Work item: Provide the entries once more, identical in every word.

Interface dataset entries:
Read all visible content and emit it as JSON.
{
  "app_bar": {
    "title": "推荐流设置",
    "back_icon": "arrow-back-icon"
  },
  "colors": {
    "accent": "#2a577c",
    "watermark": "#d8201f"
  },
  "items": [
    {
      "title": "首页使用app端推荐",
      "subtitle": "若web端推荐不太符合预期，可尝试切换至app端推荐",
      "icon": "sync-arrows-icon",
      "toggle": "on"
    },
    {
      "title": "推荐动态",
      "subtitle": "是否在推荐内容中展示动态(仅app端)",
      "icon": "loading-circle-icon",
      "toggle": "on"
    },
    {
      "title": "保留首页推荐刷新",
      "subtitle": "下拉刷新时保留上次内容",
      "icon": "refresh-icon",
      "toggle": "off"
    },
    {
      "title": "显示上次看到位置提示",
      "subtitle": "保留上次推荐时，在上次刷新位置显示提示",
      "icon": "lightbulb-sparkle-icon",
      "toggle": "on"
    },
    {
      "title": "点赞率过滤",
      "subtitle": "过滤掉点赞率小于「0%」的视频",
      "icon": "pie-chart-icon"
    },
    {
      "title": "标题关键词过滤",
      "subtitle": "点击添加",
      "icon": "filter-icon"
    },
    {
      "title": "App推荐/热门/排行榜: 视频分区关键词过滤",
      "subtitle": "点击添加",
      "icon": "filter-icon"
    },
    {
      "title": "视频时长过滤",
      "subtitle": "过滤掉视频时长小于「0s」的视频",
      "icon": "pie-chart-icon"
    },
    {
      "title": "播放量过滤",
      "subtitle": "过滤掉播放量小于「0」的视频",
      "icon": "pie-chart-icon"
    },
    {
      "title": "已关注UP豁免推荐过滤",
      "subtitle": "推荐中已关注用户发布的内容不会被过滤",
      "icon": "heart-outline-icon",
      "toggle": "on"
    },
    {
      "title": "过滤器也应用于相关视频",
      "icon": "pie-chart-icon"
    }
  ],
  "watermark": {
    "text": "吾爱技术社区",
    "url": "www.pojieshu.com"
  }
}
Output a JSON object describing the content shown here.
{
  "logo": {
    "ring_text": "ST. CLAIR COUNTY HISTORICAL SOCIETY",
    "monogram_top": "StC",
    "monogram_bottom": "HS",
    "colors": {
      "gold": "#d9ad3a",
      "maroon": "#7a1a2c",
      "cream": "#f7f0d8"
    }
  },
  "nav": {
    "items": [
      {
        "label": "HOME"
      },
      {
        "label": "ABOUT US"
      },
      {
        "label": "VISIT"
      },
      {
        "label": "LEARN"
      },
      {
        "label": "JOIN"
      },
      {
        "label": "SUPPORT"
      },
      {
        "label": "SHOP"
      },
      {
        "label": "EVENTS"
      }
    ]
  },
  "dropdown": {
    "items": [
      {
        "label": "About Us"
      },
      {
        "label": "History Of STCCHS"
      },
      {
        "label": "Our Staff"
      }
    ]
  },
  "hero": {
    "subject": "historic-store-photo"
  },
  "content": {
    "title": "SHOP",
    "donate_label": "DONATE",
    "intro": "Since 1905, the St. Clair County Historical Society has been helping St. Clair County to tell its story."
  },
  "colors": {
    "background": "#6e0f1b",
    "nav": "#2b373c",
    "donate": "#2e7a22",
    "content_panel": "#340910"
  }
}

Response area:
Read all visible content and emit it as JSON.
{
  "app_bar": {
    "title": "推荐流设置",
    "back_icon": "arrow-back-icon"
  },
  "colors": {
    "accent": "#2a577c",
    "watermark": "#d8201f"
  },
  "items": [
    {
      "title": "首页使用app端推荐",
      "subtitle": "若web端推荐不太符合预期，可尝试切换至app端推荐",
      "icon": "sync-arrows-icon",
      "toggle": "on"
    },
    {
      "title": "推荐动态",
      "subtitle": "是否在推荐内容中展示动态(仅app端)",
      "icon": "loading-circle-icon",
      "toggle": "on"
    },
    {
      "title": "保留首页推荐刷新",
      "subtitle": "下拉刷新时保留上次内容",
      "icon": "refresh-icon",
      "toggle": "off"
    },
    {
      "title": "显示上次看到位置提示",
      "subtitle": "保留上次推荐时，在上次刷新位置显示提示",
      "icon": "lightbulb-sparkle-icon",
      "toggle": "on"
    },
    {
      "title": "点赞率过滤",
      "subtitle": "过滤掉点赞率小于「0%」的视频",
      "icon": "pie-chart-icon"
    },
    {
      "title": "标题关键词过滤",
      "subtitle": "点击添加",
      "icon": "filter-icon"
    },
    {
      "title": "App推荐/热门/排行榜: 视频分区关键词过滤",
      "subtitle": "点击添加",
      "icon": "filter-icon"
    },
    {
      "title": "视频时长过滤",
      "subtitle": "过滤掉视频时长小于「0s」的视频",
      "icon": "pie-chart-icon"
    },
    {
      "title": "播放量过滤",
      "subtitle": "过滤掉播放量小于「0」的视频",
      "icon": "pie-chart-icon"
    },
    {
      "title": "已关注UP豁免推荐过滤",
      "subtitle": "推荐中已关注用户发布的内容不会被过滤",
      "icon": "heart-outline-icon",
      "toggle": "on"
    },
    {
      "title": "过滤器也应用于相关视频",
      "icon": "pie-chart-icon"
    }
  ],
  "watermark": {
    "text": "吾爱技术社区",
    "url": "www.pojieshu.com"
  }
}
Output a JSON object describing the content shown here.
{
  "logo": {
    "ring_text": "ST. CLAIR COUNTY HISTORICAL SOCIETY",
    "monogram_top": "StC",
    "monogram_bottom": "HS",
    "colors": {
      "gold": "#d9ad3a",
      "maroon": "#7a1a2c",
      "cream": "#f7f0d8"
    }
  },
  "nav": {
    "items": [
      {
        "label": "HOME"
      },
      {
        "label": "ABOUT US"
      },
      {
        "label": "VISIT"
      },
      {
        "label": "LEARN"
      },
      {
        "label": "JOIN"
      },
      {
        "label": "SUPPORT"
      },
      {
        "label": "SHOP"
      },
      {
        "label": "EVENTS"
      }
    ]
  },
  "dropdown": {
    "items": [
      {
        "label": "About Us"
      },
      {
        "label": "History Of STCCHS"
      },
      {
        "label": "Our Staff"
      }
    ]
  },
  "hero": {
    "subject": "historic-store-photo"
  },
  "content": {
    "title": "SHOP",
    "donate_label": "DONATE",
    "intro": "Since 1905, the St. Clair County Historical Society has been helping St. Clair County to tell its story."
  },
  "colors": {
    "background": "#6e0f1b",
    "nav": "#2b373c",
    "donate": "#2e7a22",
    "content_panel": "#340910"
  }
}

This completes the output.